We’ve all been devastated by the ongoing bushfire crisis on Australia’s east coast. As the fires continue, the country’s volunteer fire and rescue service continues to play a crucial role, descending on Queensland, New South Wales and Victoria to help the firefighting effort. 

The scale of Volunteer Fire and Rescue is staggering, and often underestimated. It’s the biggest volunteer fire service in the world, with more than 70,000 members nationally, across 2,000 local brigades. And on many occasions, it’s these volunteers that are the first responders to scrub blazes, home fires and road accidents.

One of those stations is in Kalamunda. And Ken O’Reilly knows it well. Today he’s the Volunteer Fire and Rescue Service WA Executive Officer. But nearly three decades ago, he first signed up as a volunteer at Kalamunda.

“I was 21 years old at the time and I’ve been involved ever since. It’s total volunteer here. We’re made up of 39 volunteers and we look after the entire Kalamunda area, which is consists of 30,000 dwellings and 6,000 people. We just had our 60th anniversary last year too. We turn out to all sorts of fires and incidents from road crash rescue, to property fires, to scrub fires and bushfires. We’d average around 150 to 200 calls a year. We’re on call 24/7.”

So in a time when we’re all busier than ever, who is it that puts up their hand to help out? And what is it that drives them to sign up, train and put their own safety at risk? Ken says there’s no one answer to that question, and it’s that diversity that adds to their tight-knit community.

“I don’t think there’s any one demographic that describes everybody that gets involved. We’ve got teachers, engineers, telco workers, gutter cleaners, FIFO workers, students, stay at home mums – it’s everyone. If we’ve got a volunteer firefighter for more than three years, then they will stay for life. They get involved, they get the training, and they feel part of it and they are in for life.

“We have Christmas parties, we have fundraisers and we’re heavily involved in community. Family is strong… we’ve had a 17 year old that’s just joined, and his father was a member so it’s in the blood.

“You’re part of the family and are welcome anywhere you go. You know that when that phone goes off, you know someone needs help.”

And over the last few months, that help has been needed on the east coast. Kalamunda has sent four volunteers to help fight the bushfires, joining others from all over the country.

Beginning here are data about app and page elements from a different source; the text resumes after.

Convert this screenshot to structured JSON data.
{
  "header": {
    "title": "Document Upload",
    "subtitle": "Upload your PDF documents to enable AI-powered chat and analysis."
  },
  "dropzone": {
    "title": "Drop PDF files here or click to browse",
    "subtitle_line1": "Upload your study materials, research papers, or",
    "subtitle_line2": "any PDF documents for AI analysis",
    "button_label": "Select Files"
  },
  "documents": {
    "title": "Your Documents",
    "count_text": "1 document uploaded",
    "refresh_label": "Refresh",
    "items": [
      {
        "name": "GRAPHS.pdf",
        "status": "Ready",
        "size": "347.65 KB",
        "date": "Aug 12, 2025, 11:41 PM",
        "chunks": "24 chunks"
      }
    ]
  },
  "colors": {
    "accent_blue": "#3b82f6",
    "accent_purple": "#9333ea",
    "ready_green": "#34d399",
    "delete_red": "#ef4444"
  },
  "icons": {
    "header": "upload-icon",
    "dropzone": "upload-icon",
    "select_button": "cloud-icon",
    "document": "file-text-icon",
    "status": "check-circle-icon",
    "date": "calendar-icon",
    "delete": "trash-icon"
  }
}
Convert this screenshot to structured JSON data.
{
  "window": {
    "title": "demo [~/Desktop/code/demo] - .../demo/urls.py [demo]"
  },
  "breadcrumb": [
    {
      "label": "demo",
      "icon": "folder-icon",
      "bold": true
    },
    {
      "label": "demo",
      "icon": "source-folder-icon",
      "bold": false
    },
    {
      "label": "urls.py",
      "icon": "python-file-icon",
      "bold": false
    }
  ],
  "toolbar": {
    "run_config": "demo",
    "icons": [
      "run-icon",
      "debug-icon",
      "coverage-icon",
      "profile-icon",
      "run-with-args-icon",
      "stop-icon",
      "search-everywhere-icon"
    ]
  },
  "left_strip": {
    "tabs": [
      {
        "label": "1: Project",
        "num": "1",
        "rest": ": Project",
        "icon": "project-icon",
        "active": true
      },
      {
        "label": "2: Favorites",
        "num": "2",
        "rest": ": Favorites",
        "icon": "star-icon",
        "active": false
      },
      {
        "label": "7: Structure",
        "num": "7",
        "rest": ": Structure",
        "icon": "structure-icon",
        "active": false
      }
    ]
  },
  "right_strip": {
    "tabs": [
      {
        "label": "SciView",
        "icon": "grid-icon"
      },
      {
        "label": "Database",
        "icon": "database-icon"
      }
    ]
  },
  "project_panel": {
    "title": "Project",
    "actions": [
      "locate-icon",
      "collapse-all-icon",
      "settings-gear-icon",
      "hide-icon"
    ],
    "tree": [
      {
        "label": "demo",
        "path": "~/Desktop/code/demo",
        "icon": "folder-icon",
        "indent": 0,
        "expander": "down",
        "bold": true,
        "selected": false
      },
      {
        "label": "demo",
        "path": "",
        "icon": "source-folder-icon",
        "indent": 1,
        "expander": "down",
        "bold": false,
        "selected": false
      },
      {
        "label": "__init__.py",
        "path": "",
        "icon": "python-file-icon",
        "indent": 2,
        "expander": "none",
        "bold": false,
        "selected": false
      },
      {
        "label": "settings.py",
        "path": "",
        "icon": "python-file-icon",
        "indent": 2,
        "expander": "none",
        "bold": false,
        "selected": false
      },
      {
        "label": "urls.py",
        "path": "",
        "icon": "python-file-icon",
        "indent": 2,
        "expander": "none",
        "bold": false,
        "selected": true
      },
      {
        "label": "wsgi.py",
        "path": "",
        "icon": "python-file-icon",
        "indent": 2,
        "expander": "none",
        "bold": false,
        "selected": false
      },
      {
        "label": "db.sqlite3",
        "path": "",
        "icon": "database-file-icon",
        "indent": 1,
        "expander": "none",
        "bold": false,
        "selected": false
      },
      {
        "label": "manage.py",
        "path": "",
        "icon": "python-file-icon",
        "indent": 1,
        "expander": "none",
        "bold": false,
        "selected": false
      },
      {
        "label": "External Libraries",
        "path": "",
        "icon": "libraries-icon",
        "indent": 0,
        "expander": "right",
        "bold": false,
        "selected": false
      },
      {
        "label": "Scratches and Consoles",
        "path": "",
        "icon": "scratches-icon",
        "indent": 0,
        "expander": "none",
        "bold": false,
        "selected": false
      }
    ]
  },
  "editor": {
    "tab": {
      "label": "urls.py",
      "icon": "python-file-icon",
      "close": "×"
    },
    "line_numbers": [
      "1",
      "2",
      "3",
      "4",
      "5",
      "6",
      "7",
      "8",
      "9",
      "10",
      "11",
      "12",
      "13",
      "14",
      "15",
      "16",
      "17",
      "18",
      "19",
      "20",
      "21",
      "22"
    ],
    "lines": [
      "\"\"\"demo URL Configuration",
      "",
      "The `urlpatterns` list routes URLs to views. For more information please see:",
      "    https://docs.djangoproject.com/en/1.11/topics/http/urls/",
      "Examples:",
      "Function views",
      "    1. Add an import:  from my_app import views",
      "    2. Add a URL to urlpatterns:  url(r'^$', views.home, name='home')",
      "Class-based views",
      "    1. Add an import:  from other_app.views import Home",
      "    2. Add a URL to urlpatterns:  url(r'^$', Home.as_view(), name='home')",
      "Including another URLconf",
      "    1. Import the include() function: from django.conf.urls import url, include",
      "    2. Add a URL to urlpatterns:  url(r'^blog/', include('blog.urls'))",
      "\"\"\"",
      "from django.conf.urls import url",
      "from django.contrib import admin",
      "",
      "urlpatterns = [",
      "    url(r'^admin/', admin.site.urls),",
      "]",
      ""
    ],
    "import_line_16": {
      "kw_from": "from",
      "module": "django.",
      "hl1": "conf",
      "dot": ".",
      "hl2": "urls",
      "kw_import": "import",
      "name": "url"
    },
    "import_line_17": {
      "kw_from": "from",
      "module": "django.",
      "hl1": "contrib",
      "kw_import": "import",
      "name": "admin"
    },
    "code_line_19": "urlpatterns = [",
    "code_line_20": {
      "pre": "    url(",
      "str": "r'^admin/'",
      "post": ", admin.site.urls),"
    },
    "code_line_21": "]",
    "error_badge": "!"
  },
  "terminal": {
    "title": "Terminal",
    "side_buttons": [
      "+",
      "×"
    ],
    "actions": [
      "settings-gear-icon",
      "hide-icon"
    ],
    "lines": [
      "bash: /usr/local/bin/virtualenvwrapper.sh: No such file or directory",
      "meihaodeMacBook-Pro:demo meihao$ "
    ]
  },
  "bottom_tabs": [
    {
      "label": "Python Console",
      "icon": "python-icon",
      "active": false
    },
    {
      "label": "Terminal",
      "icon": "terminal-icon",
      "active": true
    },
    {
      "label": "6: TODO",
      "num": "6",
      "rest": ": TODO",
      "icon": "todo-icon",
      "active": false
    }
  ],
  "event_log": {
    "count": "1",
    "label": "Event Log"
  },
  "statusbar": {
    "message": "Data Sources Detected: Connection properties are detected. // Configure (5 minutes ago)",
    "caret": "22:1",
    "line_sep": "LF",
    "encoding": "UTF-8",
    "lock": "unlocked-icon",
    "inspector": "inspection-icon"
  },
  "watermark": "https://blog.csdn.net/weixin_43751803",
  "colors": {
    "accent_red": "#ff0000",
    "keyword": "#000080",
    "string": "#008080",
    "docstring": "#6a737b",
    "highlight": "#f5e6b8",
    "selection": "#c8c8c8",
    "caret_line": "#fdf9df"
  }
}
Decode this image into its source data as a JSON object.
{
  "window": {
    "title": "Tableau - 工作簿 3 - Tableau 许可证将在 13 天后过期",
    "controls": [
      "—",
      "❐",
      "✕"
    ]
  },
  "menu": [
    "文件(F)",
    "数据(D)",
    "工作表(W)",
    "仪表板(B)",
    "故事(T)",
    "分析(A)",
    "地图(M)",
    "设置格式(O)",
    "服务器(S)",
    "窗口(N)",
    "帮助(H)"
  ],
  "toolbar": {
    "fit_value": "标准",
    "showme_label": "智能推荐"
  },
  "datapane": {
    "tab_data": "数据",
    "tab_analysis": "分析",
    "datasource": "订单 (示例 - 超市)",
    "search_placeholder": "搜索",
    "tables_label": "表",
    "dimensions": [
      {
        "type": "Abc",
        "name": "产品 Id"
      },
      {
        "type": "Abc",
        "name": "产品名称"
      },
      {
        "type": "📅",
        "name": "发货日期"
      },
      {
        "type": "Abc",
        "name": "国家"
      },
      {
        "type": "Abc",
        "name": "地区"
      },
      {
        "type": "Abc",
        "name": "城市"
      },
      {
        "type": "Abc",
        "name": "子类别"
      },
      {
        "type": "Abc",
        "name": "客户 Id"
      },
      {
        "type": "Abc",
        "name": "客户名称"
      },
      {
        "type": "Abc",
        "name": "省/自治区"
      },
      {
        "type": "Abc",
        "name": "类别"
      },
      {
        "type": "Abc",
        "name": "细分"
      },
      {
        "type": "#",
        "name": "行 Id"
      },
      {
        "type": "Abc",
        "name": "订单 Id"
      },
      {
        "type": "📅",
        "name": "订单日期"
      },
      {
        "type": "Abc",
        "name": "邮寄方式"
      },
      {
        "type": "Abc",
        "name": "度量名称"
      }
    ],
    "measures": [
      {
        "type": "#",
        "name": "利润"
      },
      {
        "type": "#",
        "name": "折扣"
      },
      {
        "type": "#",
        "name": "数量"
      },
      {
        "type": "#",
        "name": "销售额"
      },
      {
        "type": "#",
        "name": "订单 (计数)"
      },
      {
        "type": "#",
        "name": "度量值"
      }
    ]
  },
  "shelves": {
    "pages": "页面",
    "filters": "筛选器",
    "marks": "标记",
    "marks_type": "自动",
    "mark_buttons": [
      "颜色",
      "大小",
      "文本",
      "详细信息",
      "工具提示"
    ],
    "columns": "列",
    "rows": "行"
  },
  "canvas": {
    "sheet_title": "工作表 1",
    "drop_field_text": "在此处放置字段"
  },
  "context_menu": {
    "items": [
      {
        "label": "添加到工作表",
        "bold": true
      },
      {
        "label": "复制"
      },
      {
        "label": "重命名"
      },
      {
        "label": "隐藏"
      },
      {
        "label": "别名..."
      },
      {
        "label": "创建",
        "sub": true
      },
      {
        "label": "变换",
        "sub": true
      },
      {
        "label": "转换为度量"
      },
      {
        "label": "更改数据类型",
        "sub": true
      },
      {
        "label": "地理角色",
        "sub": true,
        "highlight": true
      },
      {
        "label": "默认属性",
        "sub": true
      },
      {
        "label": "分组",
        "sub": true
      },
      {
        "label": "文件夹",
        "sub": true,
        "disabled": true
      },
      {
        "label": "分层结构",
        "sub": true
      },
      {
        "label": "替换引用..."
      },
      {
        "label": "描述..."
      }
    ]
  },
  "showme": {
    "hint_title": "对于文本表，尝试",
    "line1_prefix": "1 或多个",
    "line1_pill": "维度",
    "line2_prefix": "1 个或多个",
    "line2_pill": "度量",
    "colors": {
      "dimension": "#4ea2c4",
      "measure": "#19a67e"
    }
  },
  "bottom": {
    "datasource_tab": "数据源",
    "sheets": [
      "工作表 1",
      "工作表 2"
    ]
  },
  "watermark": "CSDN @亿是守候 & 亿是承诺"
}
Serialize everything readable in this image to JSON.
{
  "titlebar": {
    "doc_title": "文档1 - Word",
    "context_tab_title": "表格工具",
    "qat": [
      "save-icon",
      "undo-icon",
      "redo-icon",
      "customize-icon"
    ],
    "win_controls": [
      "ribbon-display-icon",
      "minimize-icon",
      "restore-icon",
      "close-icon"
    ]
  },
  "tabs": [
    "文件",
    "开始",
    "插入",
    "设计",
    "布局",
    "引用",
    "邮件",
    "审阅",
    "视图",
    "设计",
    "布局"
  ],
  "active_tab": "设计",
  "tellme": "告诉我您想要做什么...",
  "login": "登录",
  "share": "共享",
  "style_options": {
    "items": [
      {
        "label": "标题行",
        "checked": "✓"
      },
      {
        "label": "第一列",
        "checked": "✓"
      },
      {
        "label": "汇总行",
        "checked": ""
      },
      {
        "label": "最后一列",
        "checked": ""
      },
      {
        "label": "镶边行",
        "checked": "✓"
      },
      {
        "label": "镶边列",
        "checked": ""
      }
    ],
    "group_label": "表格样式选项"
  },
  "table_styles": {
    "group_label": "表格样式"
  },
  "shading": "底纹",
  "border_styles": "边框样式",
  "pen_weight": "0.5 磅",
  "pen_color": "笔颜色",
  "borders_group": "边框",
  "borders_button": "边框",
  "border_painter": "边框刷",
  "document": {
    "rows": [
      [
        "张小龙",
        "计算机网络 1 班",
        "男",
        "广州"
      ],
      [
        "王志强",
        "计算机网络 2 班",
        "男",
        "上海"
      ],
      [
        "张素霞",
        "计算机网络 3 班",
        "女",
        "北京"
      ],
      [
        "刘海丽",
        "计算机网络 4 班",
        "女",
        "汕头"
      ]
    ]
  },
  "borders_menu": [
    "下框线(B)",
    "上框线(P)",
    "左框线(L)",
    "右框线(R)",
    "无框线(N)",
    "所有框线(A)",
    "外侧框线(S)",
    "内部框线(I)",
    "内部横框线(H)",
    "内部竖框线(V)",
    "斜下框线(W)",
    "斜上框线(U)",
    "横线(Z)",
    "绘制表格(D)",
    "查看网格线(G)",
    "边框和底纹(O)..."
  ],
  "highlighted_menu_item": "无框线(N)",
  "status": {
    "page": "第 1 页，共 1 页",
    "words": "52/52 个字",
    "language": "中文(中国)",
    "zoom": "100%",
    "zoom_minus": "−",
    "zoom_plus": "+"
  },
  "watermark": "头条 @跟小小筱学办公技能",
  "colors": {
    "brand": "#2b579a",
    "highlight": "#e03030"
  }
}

“We had several taskforces that we were involved in. I was one of those that went over to Queensland fighting the fires. We were told we were there for mop up work, but there was much more to it than that. We spent the next five days, 15 hours a day helping the guys out there because they were just exhausted. The generosity of the Queensland people was amazing. At the end of the day, no one let you buy a beer. The locals were quick to shout you to say thanks.”

And ALBY is proud to shout the Volunteer Fire and Rescue Service WA as well. The Service is the January recipient of the $1000 Alby Made Community Arts grant. The funds will be used for much needed equipment and gear at local stations.